**Work order**: Return every entry below exactly as written.

(Data records for software interfaces)

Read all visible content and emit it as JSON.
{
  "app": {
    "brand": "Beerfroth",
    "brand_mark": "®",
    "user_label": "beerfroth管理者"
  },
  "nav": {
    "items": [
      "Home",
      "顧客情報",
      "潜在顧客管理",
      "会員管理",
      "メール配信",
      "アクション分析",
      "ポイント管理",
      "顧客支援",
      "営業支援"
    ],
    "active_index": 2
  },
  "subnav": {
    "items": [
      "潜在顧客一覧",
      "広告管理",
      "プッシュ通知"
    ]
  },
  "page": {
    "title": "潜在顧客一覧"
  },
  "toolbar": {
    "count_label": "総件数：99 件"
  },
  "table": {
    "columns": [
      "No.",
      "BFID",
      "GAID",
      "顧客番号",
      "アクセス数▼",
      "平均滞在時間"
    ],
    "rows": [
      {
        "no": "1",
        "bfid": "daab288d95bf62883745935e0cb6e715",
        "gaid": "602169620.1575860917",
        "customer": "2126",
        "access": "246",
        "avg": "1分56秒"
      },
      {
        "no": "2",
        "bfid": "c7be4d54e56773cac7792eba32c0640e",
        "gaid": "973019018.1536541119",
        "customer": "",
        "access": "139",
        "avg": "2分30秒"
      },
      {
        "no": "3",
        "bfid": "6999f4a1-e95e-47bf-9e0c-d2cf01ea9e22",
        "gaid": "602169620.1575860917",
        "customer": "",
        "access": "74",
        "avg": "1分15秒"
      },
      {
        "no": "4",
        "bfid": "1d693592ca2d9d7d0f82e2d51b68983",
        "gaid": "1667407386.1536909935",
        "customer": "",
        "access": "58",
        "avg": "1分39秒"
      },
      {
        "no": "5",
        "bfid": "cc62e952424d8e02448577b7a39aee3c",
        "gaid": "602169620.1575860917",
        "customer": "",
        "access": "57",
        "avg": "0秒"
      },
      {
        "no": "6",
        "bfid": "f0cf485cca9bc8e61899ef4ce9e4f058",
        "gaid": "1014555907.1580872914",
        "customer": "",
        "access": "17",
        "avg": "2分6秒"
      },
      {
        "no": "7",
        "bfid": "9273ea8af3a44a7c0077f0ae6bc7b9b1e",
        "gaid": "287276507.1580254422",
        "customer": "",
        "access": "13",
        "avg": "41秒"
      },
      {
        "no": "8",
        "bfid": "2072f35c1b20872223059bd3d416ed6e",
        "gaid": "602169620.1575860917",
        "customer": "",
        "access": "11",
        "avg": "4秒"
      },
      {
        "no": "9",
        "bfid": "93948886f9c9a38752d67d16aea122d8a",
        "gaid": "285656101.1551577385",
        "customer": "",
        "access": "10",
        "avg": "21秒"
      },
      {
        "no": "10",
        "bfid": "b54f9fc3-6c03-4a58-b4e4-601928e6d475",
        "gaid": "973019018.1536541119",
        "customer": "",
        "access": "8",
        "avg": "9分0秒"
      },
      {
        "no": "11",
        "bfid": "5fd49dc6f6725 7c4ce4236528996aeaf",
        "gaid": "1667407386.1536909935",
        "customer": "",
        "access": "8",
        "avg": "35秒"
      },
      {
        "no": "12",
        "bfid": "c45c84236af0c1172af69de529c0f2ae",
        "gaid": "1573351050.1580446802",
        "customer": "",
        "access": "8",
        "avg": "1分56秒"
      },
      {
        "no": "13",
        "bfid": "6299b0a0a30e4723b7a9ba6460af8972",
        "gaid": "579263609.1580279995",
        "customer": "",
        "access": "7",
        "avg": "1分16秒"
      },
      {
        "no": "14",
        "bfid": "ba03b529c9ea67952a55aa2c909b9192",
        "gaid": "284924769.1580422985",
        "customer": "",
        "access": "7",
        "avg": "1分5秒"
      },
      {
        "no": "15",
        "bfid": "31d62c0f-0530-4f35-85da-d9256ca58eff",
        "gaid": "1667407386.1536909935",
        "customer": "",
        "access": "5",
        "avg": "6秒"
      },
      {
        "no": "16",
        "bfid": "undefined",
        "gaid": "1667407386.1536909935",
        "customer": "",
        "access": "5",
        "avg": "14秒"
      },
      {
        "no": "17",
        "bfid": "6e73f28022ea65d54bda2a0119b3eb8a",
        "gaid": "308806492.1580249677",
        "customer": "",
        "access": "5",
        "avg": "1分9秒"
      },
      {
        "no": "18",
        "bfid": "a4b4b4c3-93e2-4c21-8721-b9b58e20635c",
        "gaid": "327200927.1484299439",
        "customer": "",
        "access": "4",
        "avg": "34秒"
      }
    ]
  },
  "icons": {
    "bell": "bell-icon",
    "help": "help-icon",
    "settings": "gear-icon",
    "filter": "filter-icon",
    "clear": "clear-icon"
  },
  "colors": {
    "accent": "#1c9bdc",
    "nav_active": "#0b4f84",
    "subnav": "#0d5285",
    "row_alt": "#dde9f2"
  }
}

**Solved problem**:
Read all visible content and emit it as JSON.
{
  "app": {
    "brand": "Beerfroth",
    "brand_mark": "®",
    "user_label": "beerfroth管理者"
  },
  "nav": {
    "items": [
      "Home",
      "顧客情報",
      "潜在顧客管理",
      "会員管理",
      "メール配信",
      "アクション分析",
      "ポイント管理",
      "顧客支援",
      "営業支援"
    ],
    "active_index": 2
  },
  "subnav": {
    "items": [
      "潜在顧客一覧",
      "広告管理",
      "プッシュ通知"
    ]
  },
  "page": {
    "title": "潜在顧客一覧"
  },
  "toolbar": {
    "count_label": "総件数：99 件"
  },
  "table": {
    "columns": [
      "No.",
      "BFID",
      "GAID",
      "顧客番号",
      "アクセス数▼",
      "平均滞在時間"
    ],
    "rows": [
      {
        "no": "1",
        "bfid": "daab288d95bf62883745935e0cb6e715",
        "gaid": "602169620.1575860917",
        "customer": "2126",
        "access": "246",
        "avg": "1分56秒"
      },
      {
        "no": "2",
        "bfid": "c7be4d54e56773cac7792eba32c0640e",
        "gaid": "973019018.1536541119",
        "customer": "",
        "access": "139",
        "avg": "2分30秒"
      },
      {
        "no": "3",
        "bfid": "6999f4a1-e95e-47bf-9e0c-d2cf01ea9e22",
        "gaid": "602169620.1575860917",
        "customer": "",
        "access": "74",
        "avg": "1分15秒"
      },
      {
        "no": "4",
        "bfid": "1d693592ca2d9d7d0f82e2d51b68983",
        "gaid": "1667407386.1536909935",
        "customer": "",
        "access": "58",
        "avg": "1分39秒"
      },
      {
        "no": "5",
        "bfid": "cc62e952424d8e02448577b7a39aee3c",
        "gaid": "602169620.1575860917",
        "customer": "",
        "access": "57",
        "avg": "0秒"
      },
      {
        "no": "6",
        "bfid": "f0cf485cca9bc8e61899ef4ce9e4f058",
        "gaid": "1014555907.1580872914",
        "customer": "",
        "access": "17",
        "avg": "2分6秒"
      },
      {
        "no": "7",
        "bfid": "9273ea8af3a44a7c0077f0ae6bc7b9b1e",
        "gaid": "287276507.1580254422",
        "customer": "",
        "access": "13",
        "avg": "41秒"
      },
      {
        "no": "8",
        "bfid": "2072f35c1b20872223059bd3d416ed6e",
        "gaid": "602169620.1575860917",
        "customer": "",
        "access": "11",
        "avg": "4秒"
      },
      {
        "no": "9",
        "bfid": "93948886f9c9a38752d67d16aea122d8a",
        "gaid": "285656101.1551577385",
        "customer": "",
        "access": "10",
        "avg": "21秒"
      },
      {
        "no": "10",
        "bfid": "b54f9fc3-6c03-4a58-b4e4-601928e6d475",
        "gaid": "973019018.1536541119",
        "customer": "",
        "access": "8",
        "avg": "9分0秒"
      },
      {
        "no": "11",
        "bfid": "5fd49dc6f6725 7c4ce4236528996aeaf",
        "gaid": "1667407386.1536909935",
        "customer": "",
        "access": "8",
        "avg": "35秒"
      },
      {
        "no": "12",
        "bfid": "c45c84236af0c1172af69de529c0f2ae",
        "gaid": "1573351050.1580446802",
        "customer": "",
        "access": "8",
        "avg": "1分56秒"
      },
      {
        "no": "13",
        "bfid": "6299b0a0a30e4723b7a9ba6460af8972",
        "gaid": "579263609.1580279995",
        "customer": "",
        "access": "7",
        "avg": "1分16秒"
      },
      {
        "no": "14",
        "bfid": "ba03b529c9ea67952a55aa2c909b9192",
        "gaid": "284924769.1580422985",
        "customer": "",
        "access": "7",
        "avg": "1分5秒"
      },
      {
        "no": "15",
        "bfid": "31d62c0f-0530-4f35-85da-d9256ca58eff",
        "gaid": "1667407386.1536909935",
        "customer": "",
        "access": "5",
        "avg": "6秒"
      },
      {
        "no": "16",
        "bfid": "undefined",
        "gaid": "1667407386.1536909935",
        "customer": "",
        "access": "5",
        "avg": "14秒"
      },
      {
        "no": "17",
        "bfid": "6e73f28022ea65d54bda2a0119b3eb8a",
        "gaid": "308806492.1580249677",
        "customer": "",
        "access": "5",
        "avg": "1分9秒"
      },
      {
        "no": "18",
        "bfid": "a4b4b4c3-93e2-4c21-8721-b9b58e20635c",
        "gaid": "327200927.1484299439",
        "customer": "",
        "access": "4",
        "avg": "34秒"
      }
    ]
  },
  "icons": {
    "bell": "bell-icon",
    "help": "help-icon",
    "settings": "gear-icon",
    "filter": "filter-icon",
    "clear": "clear-icon"
  },
  "colors": {
    "accent": "#1c9bdc",
    "nav_active": "#0b4f84",
    "subnav": "#0d5285",
    "row_alt": "#dde9f2"
  }
}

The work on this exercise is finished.